Were I John Lennon (heck, I have already made references to two out of four, so why not make it three? now if only «Peace and Love» Ringo happened to make a cover of ʽPeacetrainʼ, we could close the circle and go home), anyway, were I John Lennon, I would not have missed a chance to scoff at the record and dismiss it as, say, «pleasantries for peasantries». What makes it different from so many other «pleasantries» of (technically) the same kind is that it has style, charisma, and heart — no matter how lightweight the songs may sound while they are on or how quickly forgotten they may be when they are gone, it is clear that they are all a part of the man's humble, respectful search for the Big Truth — a search that, if you don't mind me blasphemizing in the face of The Almighty, ultimate­ly ended up somewhat caricaturesquely, but commanded respect and acceptance on the level of Teaser And The Firecat. Nevertheless, despite the catchy cho­ruses of ʽChanges VIʼ and ʽTuesday's Deadʼ and even despite the heart-tugging pang of misery on ʽIf I Laughʼ, I do not foresee myself returning to this album as frequently as I might be revisi­ting Tea For The Tillerman — or, heck, even Matthew & Son, for that matter.

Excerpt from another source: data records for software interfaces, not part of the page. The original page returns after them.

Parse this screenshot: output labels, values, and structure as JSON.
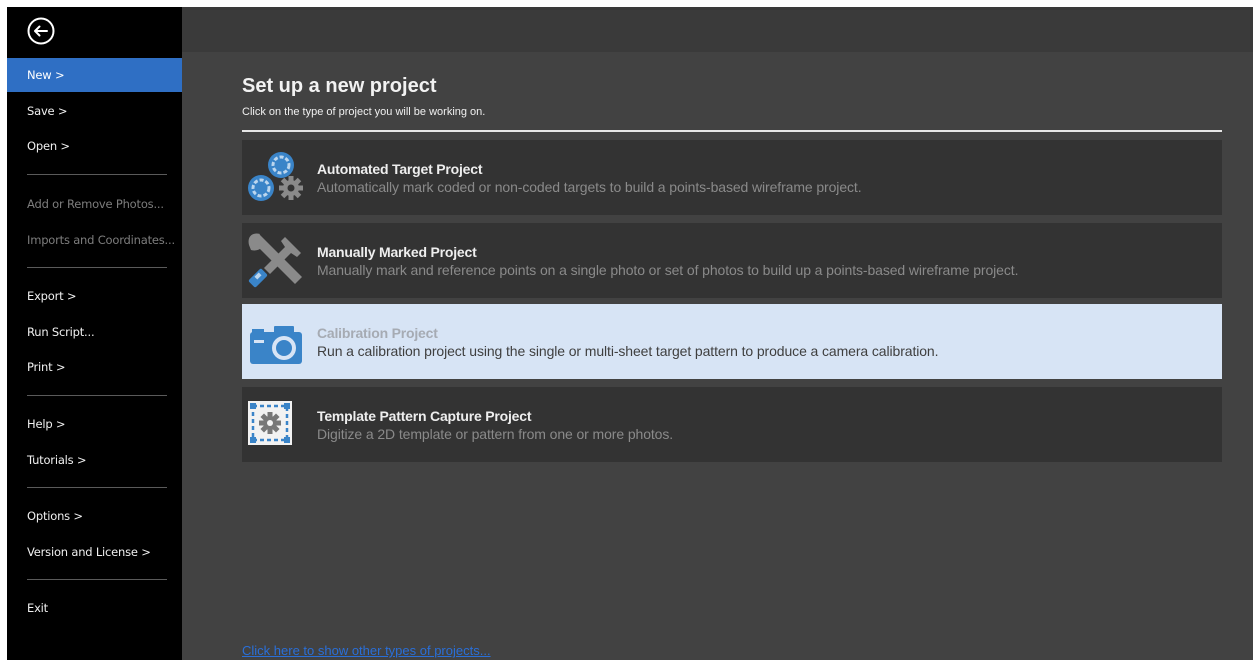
{
  "sidebar": {
    "items": [
      {
        "label": "New >",
        "state": "active"
      },
      {
        "label": "Save >",
        "state": "normal"
      },
      {
        "label": "Open >",
        "state": "normal"
      },
      {
        "label": "Add or Remove Photos...",
        "state": "disabled"
      },
      {
        "label": "Imports and Coordinates...",
        "state": "disabled"
      },
      {
        "label": "Export >",
        "state": "normal"
      },
      {
        "label": "Run Script...",
        "state": "normal"
      },
      {
        "label": "Print >",
        "state": "normal"
      },
      {
        "label": "Help >",
        "state": "normal"
      },
      {
        "label": "Tutorials >",
        "state": "normal"
      },
      {
        "label": "Options >",
        "state": "normal"
      },
      {
        "label": "Version and License >",
        "state": "normal"
      },
      {
        "label": "Exit",
        "state": "normal"
      }
    ]
  },
  "main": {
    "title": "Set up a new project",
    "subtitle": "Click on the type of project you will be working on.",
    "projects": [
      {
        "icon": "targets-icon",
        "title": "Automated Target Project",
        "description": "Automatically mark coded or non-coded targets to build a points-based wireframe project."
      },
      {
        "icon": "tools-icon",
        "title": "Manually Marked Project",
        "description": "Manually mark and reference points on a single photo or set of photos to build up a points-based wireframe project."
      },
      {
        "icon": "camera-icon",
        "title": "Calibration Project",
        "description": "Run a calibration project using the single or multi-sheet target pattern to produce a camera calibration.",
        "selected": true
      },
      {
        "icon": "template-icon",
        "title": "Template Pattern Capture Project",
        "description": "Digitize a 2D template or pattern from one or more photos."
      }
    ],
    "more_link": "Click here to show other types of projects..."
  },
  "colors": {
    "accent": "#2f6fc4",
    "selected_card": "#d7e4f5",
    "icon_blue": "#3a84c8",
    "link": "#2a6fd8"
  }
}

  1. I also like this quite a bit less than its predecessor, though, again, I think I like it a bit more than you. I find myself coming back to Moonshadow and I do find the Wind just insanely lovely. Really good point about Peace Train, though. It is one of his most famous songs but it's far from his best because, as you say, the arrangement is all wrong. Not a great album for sure, but a very nice one.

    1. I dunno, I kinda like some of the Latin/Mediterranean moves on the guitars.

  2. I respect your views here, I think the album suffers from being packed between an already consolidated style of "Tea for the tillerman" and a bit more diverse "Catch bull at four". If I had to pick one song as a favourite, I think I'd pick "Changes IV": it uplifts the mood of the whole record perfectly and its positive vibes are hard to resist.

  3. Agree 100% with the review. A shame, but that's the way it is.

  4. Hmm. And I though I was the majority on this:

  5. The songs here are definitely more universal than personal as in his previous effort. As a result they don't hang together so well as there's little real continuity and the lyrical themes and styles, for all the minimalism, vary wildly.

    You can argue about the quality of the material all day but for me his gift for melody is one which very few, McCartney aside, have ever matched.